WORK TASK: Produce the full set of records below once more, exactly as they stand.

---- MATERIAL PROVIDED

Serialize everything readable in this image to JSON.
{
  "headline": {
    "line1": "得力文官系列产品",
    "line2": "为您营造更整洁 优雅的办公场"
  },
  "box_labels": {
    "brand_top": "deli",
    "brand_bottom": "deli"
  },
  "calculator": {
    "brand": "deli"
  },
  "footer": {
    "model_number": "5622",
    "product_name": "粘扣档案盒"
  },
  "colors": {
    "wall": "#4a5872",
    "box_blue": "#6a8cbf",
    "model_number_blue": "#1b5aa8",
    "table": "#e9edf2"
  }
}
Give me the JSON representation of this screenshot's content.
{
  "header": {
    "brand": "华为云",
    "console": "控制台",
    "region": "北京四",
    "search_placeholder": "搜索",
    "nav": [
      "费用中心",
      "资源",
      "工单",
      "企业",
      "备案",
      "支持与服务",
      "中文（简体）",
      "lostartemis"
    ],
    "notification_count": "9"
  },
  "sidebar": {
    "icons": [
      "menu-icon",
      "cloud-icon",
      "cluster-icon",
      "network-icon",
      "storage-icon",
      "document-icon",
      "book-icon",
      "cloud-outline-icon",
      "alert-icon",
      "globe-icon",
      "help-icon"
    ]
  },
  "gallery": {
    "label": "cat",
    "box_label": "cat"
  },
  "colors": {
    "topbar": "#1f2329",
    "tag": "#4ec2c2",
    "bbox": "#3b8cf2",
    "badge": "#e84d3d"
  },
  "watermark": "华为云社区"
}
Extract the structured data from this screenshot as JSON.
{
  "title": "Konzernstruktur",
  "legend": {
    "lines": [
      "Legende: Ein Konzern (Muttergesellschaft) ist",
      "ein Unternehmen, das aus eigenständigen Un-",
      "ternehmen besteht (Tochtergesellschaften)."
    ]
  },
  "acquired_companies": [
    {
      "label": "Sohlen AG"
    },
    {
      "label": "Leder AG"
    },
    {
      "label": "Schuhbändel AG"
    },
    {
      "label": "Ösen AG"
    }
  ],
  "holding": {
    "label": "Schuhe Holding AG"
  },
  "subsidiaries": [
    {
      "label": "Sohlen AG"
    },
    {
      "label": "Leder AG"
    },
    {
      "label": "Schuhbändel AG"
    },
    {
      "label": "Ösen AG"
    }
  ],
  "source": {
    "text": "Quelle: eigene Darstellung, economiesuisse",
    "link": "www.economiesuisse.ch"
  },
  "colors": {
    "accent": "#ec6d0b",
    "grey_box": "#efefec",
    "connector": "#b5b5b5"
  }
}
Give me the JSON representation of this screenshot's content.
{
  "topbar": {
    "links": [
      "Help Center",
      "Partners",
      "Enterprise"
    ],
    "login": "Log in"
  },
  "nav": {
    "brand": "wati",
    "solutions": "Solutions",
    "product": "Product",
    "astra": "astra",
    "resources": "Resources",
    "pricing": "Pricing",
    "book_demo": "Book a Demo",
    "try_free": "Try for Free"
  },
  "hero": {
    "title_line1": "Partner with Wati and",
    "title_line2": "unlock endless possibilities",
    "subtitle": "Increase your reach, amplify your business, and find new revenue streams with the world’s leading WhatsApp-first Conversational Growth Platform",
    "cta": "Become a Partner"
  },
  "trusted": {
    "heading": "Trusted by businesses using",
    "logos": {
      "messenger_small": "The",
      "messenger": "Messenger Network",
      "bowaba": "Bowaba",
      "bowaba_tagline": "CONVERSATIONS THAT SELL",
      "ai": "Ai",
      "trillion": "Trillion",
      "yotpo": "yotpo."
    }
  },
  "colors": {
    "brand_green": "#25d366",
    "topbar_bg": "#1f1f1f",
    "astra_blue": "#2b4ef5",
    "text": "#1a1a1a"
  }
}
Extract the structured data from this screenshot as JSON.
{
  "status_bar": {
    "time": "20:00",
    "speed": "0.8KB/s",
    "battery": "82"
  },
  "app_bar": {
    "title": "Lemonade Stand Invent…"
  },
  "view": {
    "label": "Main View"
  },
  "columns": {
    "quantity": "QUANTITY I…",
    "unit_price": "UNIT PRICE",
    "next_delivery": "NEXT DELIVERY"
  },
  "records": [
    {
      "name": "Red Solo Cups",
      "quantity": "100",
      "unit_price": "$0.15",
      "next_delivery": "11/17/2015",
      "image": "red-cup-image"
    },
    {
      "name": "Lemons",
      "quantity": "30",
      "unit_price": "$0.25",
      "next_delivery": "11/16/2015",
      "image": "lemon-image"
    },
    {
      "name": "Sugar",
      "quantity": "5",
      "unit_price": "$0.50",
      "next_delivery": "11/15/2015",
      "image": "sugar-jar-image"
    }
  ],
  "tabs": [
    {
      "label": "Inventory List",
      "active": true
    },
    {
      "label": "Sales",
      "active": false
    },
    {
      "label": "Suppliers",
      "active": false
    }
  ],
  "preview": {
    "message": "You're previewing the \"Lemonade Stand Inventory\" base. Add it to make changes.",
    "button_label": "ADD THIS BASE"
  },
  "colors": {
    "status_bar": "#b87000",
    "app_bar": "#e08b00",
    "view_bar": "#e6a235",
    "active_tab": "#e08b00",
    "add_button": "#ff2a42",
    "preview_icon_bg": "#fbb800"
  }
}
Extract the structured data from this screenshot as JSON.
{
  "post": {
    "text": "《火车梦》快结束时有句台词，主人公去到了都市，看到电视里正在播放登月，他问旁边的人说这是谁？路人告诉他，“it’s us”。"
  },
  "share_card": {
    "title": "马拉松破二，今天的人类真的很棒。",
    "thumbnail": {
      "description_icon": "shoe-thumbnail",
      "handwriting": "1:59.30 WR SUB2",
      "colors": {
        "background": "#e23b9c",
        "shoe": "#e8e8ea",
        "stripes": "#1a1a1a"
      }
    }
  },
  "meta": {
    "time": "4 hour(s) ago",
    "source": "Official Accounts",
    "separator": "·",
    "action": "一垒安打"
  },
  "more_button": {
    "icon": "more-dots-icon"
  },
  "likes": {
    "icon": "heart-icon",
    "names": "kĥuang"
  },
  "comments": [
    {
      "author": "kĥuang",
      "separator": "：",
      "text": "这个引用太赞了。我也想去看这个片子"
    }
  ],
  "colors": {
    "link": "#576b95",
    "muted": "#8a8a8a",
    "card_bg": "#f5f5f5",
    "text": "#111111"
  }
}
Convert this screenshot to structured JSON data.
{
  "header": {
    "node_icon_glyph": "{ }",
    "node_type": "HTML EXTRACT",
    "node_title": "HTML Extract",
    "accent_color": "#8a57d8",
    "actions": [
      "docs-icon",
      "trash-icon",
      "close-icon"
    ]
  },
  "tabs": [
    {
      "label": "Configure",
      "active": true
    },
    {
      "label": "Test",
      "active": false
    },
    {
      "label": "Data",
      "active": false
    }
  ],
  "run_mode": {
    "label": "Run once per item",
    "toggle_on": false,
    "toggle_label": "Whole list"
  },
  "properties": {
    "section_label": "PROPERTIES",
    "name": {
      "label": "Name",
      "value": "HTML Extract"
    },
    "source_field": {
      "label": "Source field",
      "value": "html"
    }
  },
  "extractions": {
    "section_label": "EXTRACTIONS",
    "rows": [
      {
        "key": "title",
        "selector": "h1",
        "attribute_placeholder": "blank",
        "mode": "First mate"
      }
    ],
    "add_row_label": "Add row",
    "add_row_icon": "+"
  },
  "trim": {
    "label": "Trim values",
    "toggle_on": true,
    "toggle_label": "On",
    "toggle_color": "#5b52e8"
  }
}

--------

EXERCISE RESPONSE:
Serialize everything readable in this image to JSON.
{
  "headline": {
    "line1": "得力文官系列产品",
    "line2": "为您营造更整洁 优雅的办公场"
  },
  "box_labels": {
    "brand_top": "deli",
    "brand_bottom": "deli"
  },
  "calculator": {
    "brand": "deli"
  },
  "footer": {
    "model_number": "5622",
    "product_name": "粘扣档案盒"
  },
  "colors": {
    "wall": "#4a5872",
    "box_blue": "#6a8cbf",
    "model_number_blue": "#1b5aa8",
    "table": "#e9edf2"
  }
}
Give me the JSON representation of this screenshot's content.
{
  "header": {
    "brand": "华为云",
    "console": "控制台",
    "region": "北京四",
    "search_placeholder": "搜索",
    "nav": [
      "费用中心",
      "资源",
      "工单",
      "企业",
      "备案",
      "支持与服务",
      "中文（简体）",
      "lostartemis"
    ],
    "notification_count": "9"
  },
  "sidebar": {
    "icons": [
      "menu-icon",
      "cloud-icon",
      "cluster-icon",
      "network-icon",
      "storage-icon",
      "document-icon",
      "book-icon",
      "cloud-outline-icon",
      "alert-icon",
      "globe-icon",
      "help-icon"
    ]
  },
  "gallery": {
    "label": "cat",
    "box_label": "cat"
  },
  "colors": {
    "topbar": "#1f2329",
    "tag": "#4ec2c2",
    "bbox": "#3b8cf2",
    "badge": "#e84d3d"
  },
  "watermark": "华为云社区"
}
Extract the structured data from this screenshot as JSON.
{
  "title": "Konzernstruktur",
  "legend": {
    "lines": [
      "Legende: Ein Konzern (Muttergesellschaft) ist",
      "ein Unternehmen, das aus eigenständigen Un-",
      "ternehmen besteht (Tochtergesellschaften)."
    ]
  },
  "acquired_companies": [
    {
      "label": "Sohlen AG"
    },
    {
      "label": "Leder AG"
    },
    {
      "label": "Schuhbändel AG"
    },
    {
      "label": "Ösen AG"
    }
  ],
  "holding": {
    "label": "Schuhe Holding AG"
  },
  "subsidiaries": [
    {
      "label": "Sohlen AG"
    },
    {
      "label": "Leder AG"
    },
    {
      "label": "Schuhbändel AG"
    },
    {
      "label": "Ösen AG"
    }
  ],
  "source": {
    "text": "Quelle: eigene Darstellung, economiesuisse",
    "link": "www.economiesuisse.ch"
  },
  "colors": {
    "accent": "#ec6d0b",
    "grey_box": "#efefec",
    "connector": "#b5b5b5"
  }
}
Give me the JSON representation of this screenshot's content.
{
  "topbar": {
    "links": [
      "Help Center",
      "Partners",
      "Enterprise"
    ],
    "login": "Log in"
  },
  "nav": {
    "brand": "wati",
    "solutions": "Solutions",
    "product": "Product",
    "astra": "astra",
    "resources": "Resources",
    "pricing": "Pricing",
    "book_demo": "Book a Demo",
    "try_free": "Try for Free"
  },
  "hero": {
    "title_line1": "Partner with Wati and",
    "title_line2": "unlock endless possibilities",
    "subtitle": "Increase your reach, amplify your business, and find new revenue streams with the world’s leading WhatsApp-first Conversational Growth Platform",
    "cta": "Become a Partner"
  },
  "trusted": {
    "heading": "Trusted by businesses using",
    "logos": {
      "messenger_small": "The",
      "messenger": "Messenger Network",
      "bowaba": "Bowaba",
      "bowaba_tagline": "CONVERSATIONS THAT SELL",
      "ai": "Ai",
      "trillion": "Trillion",
      "yotpo": "yotpo."
    }
  },
  "colors": {
    "brand_green": "#25d366",
    "topbar_bg": "#1f1f1f",
    "astra_blue": "#2b4ef5",
    "text": "#1a1a1a"
  }
}
Extract the structured data from this screenshot as JSON.
{
  "status_bar": {
    "time": "20:00",
    "speed": "0.8KB/s",
    "battery": "82"
  },
  "app_bar": {
    "title": "Lemonade Stand Invent…"
  },
  "view": {
    "label": "Main View"
  },
  "columns": {
    "quantity": "QUANTITY I…",
    "unit_price": "UNIT PRICE",
    "next_delivery": "NEXT DELIVERY"
  },
  "records": [
    {
      "name": "Red Solo Cups",
      "quantity": "100",
      "unit_price": "$0.15",
      "next_delivery": "11/17/2015",
      "image": "red-cup-image"
    },
    {
      "name": "Lemons",
      "quantity": "30",
      "unit_price": "$0.25",
      "next_delivery": "11/16/2015",
      "image": "lemon-image"
    },
    {
      "name": "Sugar",
      "quantity": "5",
      "unit_price": "$0.50",
      "next_delivery": "11/15/2015",
      "image": "sugar-jar-image"
    }
  ],
  "tabs": [
    {
      "label": "Inventory List",
      "active": true
    },
    {
      "label": "Sales",
      "active": false
    },
    {
      "label": "Suppliers",
      "active": false
    }
  ],
  "preview": {
    "message": "You're previewing the \"Lemonade Stand Inventory\" base. Add it to make changes.",
    "button_label": "ADD THIS BASE"
  },
  "colors": {
    "status_bar": "#b87000",
    "app_bar": "#e08b00",
    "view_bar": "#e6a235",
    "active_tab": "#e08b00",
    "add_button": "#ff2a42",
    "preview_icon_bg": "#fbb800"
  }
}
Extract the structured data from this screenshot as JSON.
{
  "post": {
    "text": "《火车梦》快结束时有句台词，主人公去到了都市，看到电视里正在播放登月，他问旁边的人说这是谁？路人告诉他，“it’s us”。"
  },
  "share_card": {
    "title": "马拉松破二，今天的人类真的很棒。",
    "thumbnail": {
      "description_icon": "shoe-thumbnail",
      "handwriting": "1:59.30 WR SUB2",
      "colors": {
        "background": "#e23b9c",
        "shoe": "#e8e8ea",
        "stripes": "#1a1a1a"
      }
    }
  },
  "meta": {
    "time": "4 hour(s) ago",
    "source": "Official Accounts",
    "separator": "·",
    "action": "一垒安打"
  },
  "more_button": {
    "icon": "more-dots-icon"
  },
  "likes": {
    "icon": "heart-icon",
    "names": "kĥuang"
  },
  "comments": [
    {
      "author": "kĥuang",
      "separator": "：",
      "text": "这个引用太赞了。我也想去看这个片子"
    }
  ],
  "colors": {
    "link": "#576b95",
    "muted": "#8a8a8a",
    "card_bg": "#f5f5f5",
    "text": "#111111"
  }
}
Convert this screenshot to structured JSON data.
{
  "header": {
    "node_icon_glyph": "{ }",
    "node_type": "HTML EXTRACT",
    "node_title": "HTML Extract",
    "accent_color": "#8a57d8",
    "actions": [
      "docs-icon",
      "trash-icon",
      "close-icon"
    ]
  },
  "tabs": [
    {
      "label": "Configure",
      "active": true
    },
    {
      "label": "Test",
      "active": false
    },
    {
      "label": "Data",
      "active": false
    }
  ],
  "run_mode": {
    "label": "Run once per item",
    "toggle_on": false,
    "toggle_label": "Whole list"
  },
  "properties": {
    "section_label": "PROPERTIES",
    "name": {
      "label": "Name",
      "value": "HTML Extract"
    },
    "source_field": {
      "label": "Source field",
      "value": "html"
    }
  },
  "extractions": {
    "section_label": "EXTRACTIONS",
    "rows": [
      {
        "key": "title",
        "selector": "h1",
        "attribute_placeholder": "blank",
        "mode": "First mate"
      }
    ],
    "add_row_label": "Add row",
    "add_row_icon": "+"
  },
  "trim": {
    "label": "Trim values",
    "toggle_on": true,
    "toggle_label": "On",
    "toggle_color": "#5b52e8"
  }
}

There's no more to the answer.